"I would have breakfast at the Adams, where I stayed, and then we would go to the ballpark. And then we would go to the black area, where Willie lived, and the Black Elks Lodge in Phoenix. They had a pool table and food there and camaraderie and a social network. It was a nice place for us," said White.
Mays returned to Phoenix for every Cactus League season until he was traded to the New York Mets in 1972, prior to the final season of his career. He was named an honorary lifelong g member of the Elks Lodge in 1992, and according to current members who were there then, he continued to make return visits on an almost annual basis until as recently as 2014.
Perhaps no other player in baseball history is so readily identified as a member of one team as Mr. Cub, who spent all 19 years of his big league career in the Windy City.
The first African-American player signed by the Cubs, Banks played for the same Kansas City Monarchs of the Negro American League franchise where Jackie Robinson played in 1945, as well as Negro Leagues legend Satchel Paige.
Banks made his big league debut with the Cubs on Sept. 17, 1953, and he hit .314 with two home runs and six RBIs in his first 10 games.
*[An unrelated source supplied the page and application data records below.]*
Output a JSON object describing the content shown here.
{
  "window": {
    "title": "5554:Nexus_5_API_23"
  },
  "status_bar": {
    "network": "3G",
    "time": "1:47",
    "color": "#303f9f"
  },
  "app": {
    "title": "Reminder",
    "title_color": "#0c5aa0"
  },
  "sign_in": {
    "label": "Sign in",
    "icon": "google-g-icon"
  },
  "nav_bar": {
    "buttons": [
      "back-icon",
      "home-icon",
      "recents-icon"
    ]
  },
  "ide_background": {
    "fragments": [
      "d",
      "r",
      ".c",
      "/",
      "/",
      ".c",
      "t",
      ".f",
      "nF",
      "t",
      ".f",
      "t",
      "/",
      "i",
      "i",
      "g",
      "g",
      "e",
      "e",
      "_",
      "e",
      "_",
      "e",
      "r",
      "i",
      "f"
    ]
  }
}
He joined the Cubs the following spring in Arizona. The Cubs conducted Spring Training operations at Rendezvous Park in Mesa from 1952-65.
While segregation was still the norm, it didn't take long for the presence of Banks and the other African-American players on the Cubs to win the people of Mesa over and instigate societal changes.
Outfielder Billy Williams was also one of the Cubs' early African-American players, arriving six years after Banks. He signed as an amateur free agent in 1956 and made his big league debut on Aug. 6, 1959.
During Banks' and Williams' time with the Cubs in Mesa for Spring Training in the mid-1950s, the team's hotel was still segregated.
"I came to Spring Training in 1957, and I stayed in the barracks at Rendezvous Park with the Minor Leaguers for those first few years. I made the big league roster in 1961. There was an old, old hotel in Tempe, Arizona, where we were allowed to stay. But I never did stay there. I rented a little place in Mesa, Arizona, which was a doctor's office," recalled Williams of his temporary living quarters located in the office of the city's first African-American physician, Dr. Lucius Alston. Williams stayed in Dr. Alston's office near the intersection of Center and University Street, just three blocks from Rendezvous Park.
Eventually, the Cubs' team hotel in Mesa did become integrated.
Banks seldom mentioned race-related issues.
"Not everyone will agree with me -- and I consider this their privilege -- but I've always said the only race we have in baseball is the run to beat the throw," said Banks.
However, Banks did speak about the living conditions during Spring Training in Mesa in "Baseball Has Done It:"
"A few years ago, we had a little housing problem in Mesa," said Banks. "We stayed at a white hotel with the team, but when we tried to bring our families to Arizona with us, we couldn't rent a place for them. We brought this situation to the club's attention. They made an issue of it, threatening to move the team to another site. As a result, we now bring our families to Mesa; mine has spent the last two Spring Training periods there. We were able to rent a house two years ago and an apartment in an all-white building last year. Mesa has a nice climate and a relaxed sort of living. Our being there has opened up the question of segregation in the entire area. The Chamber of Commerce and civic leaders … all have turned tail and are now fighting against discrimination."
While all four of this year's Cactus League Hall of Fame inductees shared in the growing pains of both baseball and the country's integration process, they were also pioneers among the first to integrate institutions like hotels, bars and restaurants in their Spring Training locales, and they can be seen as forerunners in the civil rights movement.
Charlie Vascellaro is a contributor to MLB.com.